On 18 July, prayer services in South Africa will mark Nelson Mandela’s birthday and will also be an opportunity to pray for unity.
The Religious Forum Against COVID-19 has elected to observe the day in both a nationally broadcast prayer service as well as observing 67 minutes of prayer that evening.
In the aftermath of the riots and destruction of property in parts of KwaZulu Natal and Gauteng, many people have voiced the need for prayer.
“Our objective in the broadcast of the 18 July prayer service is to offer prayers against the negative impact of COVID-19 as we have seen it ravage South Africans; we are praying for the success of the vaccine rollout, and we are covering the members of our community and the nation at large in the Spirit of God,” said Bishop Malusi Mpumlwana, general secretary of the South African Council of Churches, which is a member of the Religious Forum Against COVID-19.
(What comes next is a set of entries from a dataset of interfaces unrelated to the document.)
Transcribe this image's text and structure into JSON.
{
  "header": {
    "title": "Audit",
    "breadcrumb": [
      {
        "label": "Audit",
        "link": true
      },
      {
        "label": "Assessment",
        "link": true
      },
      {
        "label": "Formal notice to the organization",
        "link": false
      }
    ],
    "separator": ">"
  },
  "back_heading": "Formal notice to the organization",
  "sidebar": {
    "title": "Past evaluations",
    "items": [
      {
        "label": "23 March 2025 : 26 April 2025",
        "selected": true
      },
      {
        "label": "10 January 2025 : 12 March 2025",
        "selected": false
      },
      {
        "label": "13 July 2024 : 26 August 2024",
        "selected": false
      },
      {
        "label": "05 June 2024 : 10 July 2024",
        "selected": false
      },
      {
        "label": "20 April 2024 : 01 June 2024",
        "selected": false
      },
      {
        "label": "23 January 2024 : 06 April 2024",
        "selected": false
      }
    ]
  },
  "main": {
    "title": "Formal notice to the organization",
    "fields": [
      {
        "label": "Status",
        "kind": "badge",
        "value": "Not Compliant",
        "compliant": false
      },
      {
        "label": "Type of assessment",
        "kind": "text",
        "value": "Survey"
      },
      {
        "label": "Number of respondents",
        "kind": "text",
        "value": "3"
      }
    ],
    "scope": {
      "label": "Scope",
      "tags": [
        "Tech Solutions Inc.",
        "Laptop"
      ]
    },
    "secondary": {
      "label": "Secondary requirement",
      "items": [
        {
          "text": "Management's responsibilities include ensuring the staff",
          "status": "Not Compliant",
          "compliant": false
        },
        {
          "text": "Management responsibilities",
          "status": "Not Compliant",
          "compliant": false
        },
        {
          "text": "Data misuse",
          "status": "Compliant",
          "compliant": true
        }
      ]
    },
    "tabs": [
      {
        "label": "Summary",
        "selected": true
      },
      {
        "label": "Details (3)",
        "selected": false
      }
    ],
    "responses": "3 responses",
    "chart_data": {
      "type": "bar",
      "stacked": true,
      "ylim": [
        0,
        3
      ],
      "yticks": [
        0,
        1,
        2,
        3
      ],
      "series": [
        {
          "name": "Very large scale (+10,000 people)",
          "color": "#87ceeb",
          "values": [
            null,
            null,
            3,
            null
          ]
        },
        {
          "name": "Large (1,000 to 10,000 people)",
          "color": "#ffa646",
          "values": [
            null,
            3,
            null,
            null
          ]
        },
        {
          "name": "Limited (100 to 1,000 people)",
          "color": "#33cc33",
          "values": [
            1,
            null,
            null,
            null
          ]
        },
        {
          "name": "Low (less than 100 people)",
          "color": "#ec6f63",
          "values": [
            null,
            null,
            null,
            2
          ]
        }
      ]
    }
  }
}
The service will be officiated by religious leaders from the Christian community, Muslim Council of Theologians, The Evangelical Alliance of South Africa, All Africa Bishop’s Council, South African Hindu Maha Sabha, Union of Orthodox Synagogues & Office of the Chief Rabbi, the Council of African Independent Churches, and the Shembe Group.
In seeking to include all South Africans in this day, the Religious Forum Against COVID-19 acknowledges that not everyone would be able to participate in the morning service. “It is for this reason that, once we have completed our various Sunday traditions and activities, we would like to invite all South Africans—as individuals and as institutions, businesses, organs of state and private organisations—to publicly commit to observing 67 minutes of prayer from 6:00 pm to 7:07 pm,” Malusi said.
At any time during the 67 minutes, South Africans can participate in the form of prayer, lighting of candles, ringing of church bells, meditation, hooting, observing a moment of silence or any other expression one might choose to observe in the moment. “We call on everyone, everywhere – to unite in prayer,” said Malusi.
A group of about 20 Christians from all over South Africa, representing the 13 most common languages spoken in the nation, have prepared a webpage, Twitter feed, Facebook account, Instagram account, and WhatsApp campaign to invite all South Africans to pray.
The group is also inviting those across the world to pray and express solidarity with South Africans who are facing unrest, COVID-19 and socio-economic turmoil.
“We firmly believe that South Africa needs the power of prayer to unify us all in this unprecedented time in our history,” wrote the organizers in the invitation. “May the power of the Holy Spirit move each person who reads this email to involve as many others as they can today.”